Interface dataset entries
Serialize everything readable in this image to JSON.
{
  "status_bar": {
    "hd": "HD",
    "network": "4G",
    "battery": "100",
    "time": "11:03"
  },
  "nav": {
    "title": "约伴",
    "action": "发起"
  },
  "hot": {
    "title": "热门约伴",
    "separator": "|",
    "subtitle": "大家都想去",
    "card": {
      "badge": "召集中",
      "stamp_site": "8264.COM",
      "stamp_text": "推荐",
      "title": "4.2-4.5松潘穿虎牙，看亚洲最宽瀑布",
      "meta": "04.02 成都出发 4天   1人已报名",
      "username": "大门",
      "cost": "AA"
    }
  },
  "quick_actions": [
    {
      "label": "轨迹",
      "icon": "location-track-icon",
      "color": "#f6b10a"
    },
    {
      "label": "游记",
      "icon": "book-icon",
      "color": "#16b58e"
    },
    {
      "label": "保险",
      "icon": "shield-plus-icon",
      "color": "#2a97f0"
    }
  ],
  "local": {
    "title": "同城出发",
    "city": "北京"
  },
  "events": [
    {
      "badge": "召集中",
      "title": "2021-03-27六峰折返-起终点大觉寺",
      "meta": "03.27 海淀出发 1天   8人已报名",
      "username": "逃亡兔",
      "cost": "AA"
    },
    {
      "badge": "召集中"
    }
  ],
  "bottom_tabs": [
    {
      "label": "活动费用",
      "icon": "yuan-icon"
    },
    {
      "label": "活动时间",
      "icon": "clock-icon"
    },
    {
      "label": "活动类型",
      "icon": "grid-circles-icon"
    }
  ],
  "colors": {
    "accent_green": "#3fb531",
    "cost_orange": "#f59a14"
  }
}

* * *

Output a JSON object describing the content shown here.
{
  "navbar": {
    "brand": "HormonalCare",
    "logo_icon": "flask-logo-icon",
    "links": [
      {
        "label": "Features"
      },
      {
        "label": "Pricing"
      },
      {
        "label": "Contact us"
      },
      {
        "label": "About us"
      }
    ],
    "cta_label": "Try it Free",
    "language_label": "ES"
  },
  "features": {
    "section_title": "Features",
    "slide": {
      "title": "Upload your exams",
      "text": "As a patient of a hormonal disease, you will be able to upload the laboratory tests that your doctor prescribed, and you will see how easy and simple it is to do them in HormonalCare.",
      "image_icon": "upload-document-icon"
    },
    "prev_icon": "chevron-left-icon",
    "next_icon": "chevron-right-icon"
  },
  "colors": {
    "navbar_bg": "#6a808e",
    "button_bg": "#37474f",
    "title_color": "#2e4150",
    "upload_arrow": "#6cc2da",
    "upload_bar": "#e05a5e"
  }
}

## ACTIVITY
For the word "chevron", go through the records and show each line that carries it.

## TASK ANSWER
    "prev_icon": "chevron-left-icon",
    "next_icon": "chevron-right-icon"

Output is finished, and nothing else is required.